STORED DATA:
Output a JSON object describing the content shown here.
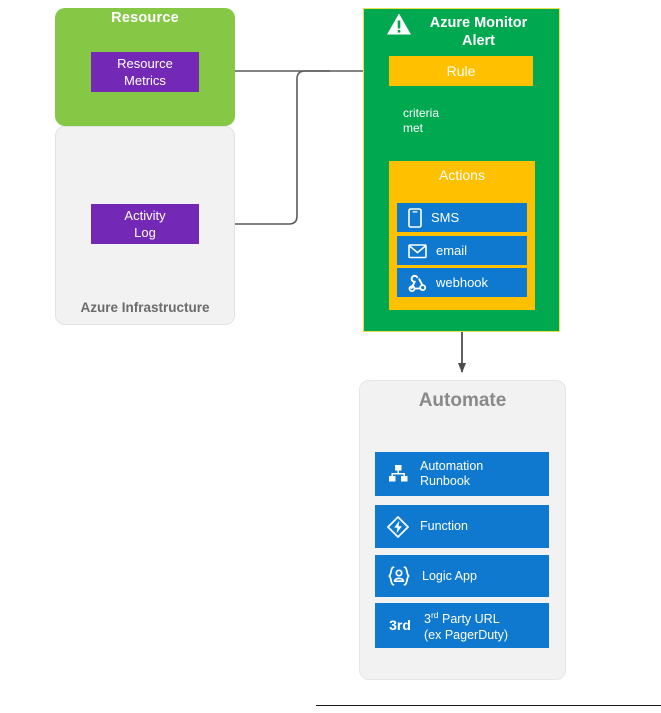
{
  "resource": {
    "title": "Resource",
    "metrics_label": "Resource\nMetrics",
    "metrics_line1": "Resource",
    "metrics_line2": "Metrics"
  },
  "infrastructure": {
    "title": "Azure Infrastructure",
    "activity_line1": "Activity",
    "activity_line2": "Log"
  },
  "alert": {
    "title": "Azure Monitor Alert",
    "icon": "warning-triangle-icon",
    "rule_label": "Rule",
    "criteria_line1": "criteria",
    "criteria_line2": "met",
    "criteria_icon": "checkmark-icon",
    "actions_title": "Actions",
    "actions": [
      {
        "label": "SMS",
        "icon": "phone-icon"
      },
      {
        "label": "email",
        "icon": "envelope-icon"
      },
      {
        "label": "webhook",
        "icon": "webhook-icon"
      }
    ]
  },
  "automate": {
    "title": "Automate",
    "items": [
      {
        "line1": "Automation",
        "line2": "Runbook",
        "icon": "hierarchy-icon",
        "badge": ""
      },
      {
        "line1": "Function",
        "line2": "",
        "icon": "lightning-bolt-icon",
        "badge": ""
      },
      {
        "line1": "Logic App",
        "line2": "",
        "icon": "logic-app-icon",
        "badge": ""
      },
      {
        "line1": "3rd Party URL",
        "line2": "(ex PagerDuty)",
        "icon": "third-party-badge-icon",
        "badge": "3rd"
      }
    ]
  },
  "colors": {
    "resource_green": "#86c845",
    "purple": "#7329b5",
    "alert_green": "#00a94f",
    "amber": "#ffc000",
    "azure_blue": "#0f79d0",
    "panel_grey": "#f2f2f2",
    "connector": "#5a5a5a"
  }
}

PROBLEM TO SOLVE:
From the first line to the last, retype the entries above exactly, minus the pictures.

RESULT OF THIS TASK:
Output a JSON object describing the content shown here.
{
  "resource": {
    "title": "Resource",
    "metrics_label": "Resource\nMetrics",
    "metrics_line1": "Resource",
    "metrics_line2": "Metrics"
  },
  "infrastructure": {
    "title": "Azure Infrastructure",
    "activity_line1": "Activity",
    "activity_line2": "Log"
  },
  "alert": {
    "title": "Azure Monitor Alert",
    "icon": "warning-triangle-icon",
    "rule_label": "Rule",
    "criteria_line1": "criteria",
    "criteria_line2": "met",
    "criteria_icon": "checkmark-icon",
    "actions_title": "Actions",
    "actions": [
      {
        "label": "SMS",
        "icon": "phone-icon"
      },
      {
        "label": "email",
        "icon": "envelope-icon"
      },
      {
        "label": "webhook",
        "icon": "webhook-icon"
      }
    ]
  },
  "automate": {
    "title": "Automate",
    "items": [
      {
        "line1": "Automation",
        "line2": "Runbook",
        "icon": "hierarchy-icon",
        "badge": ""
      },
      {
        "line1": "Function",
        "line2": "",
        "icon": "lightning-bolt-icon",
        "badge": ""
      },
      {
        "line1": "Logic App",
        "line2": "",
        "icon": "logic-app-icon",
        "badge": ""
      },
      {
        "line1": "3rd Party URL",
        "line2": "(ex PagerDuty)",
        "icon": "third-party-badge-icon",
        "badge": "3rd"
      }
    ]
  },
  "colors": {
    "resource_green": "#86c845",
    "purple": "#7329b5",
    "alert_green": "#00a94f",
    "amber": "#ffc000",
    "azure_blue": "#0f79d0",
    "panel_grey": "#f2f2f2",
    "connector": "#5a5a5a"
  }
}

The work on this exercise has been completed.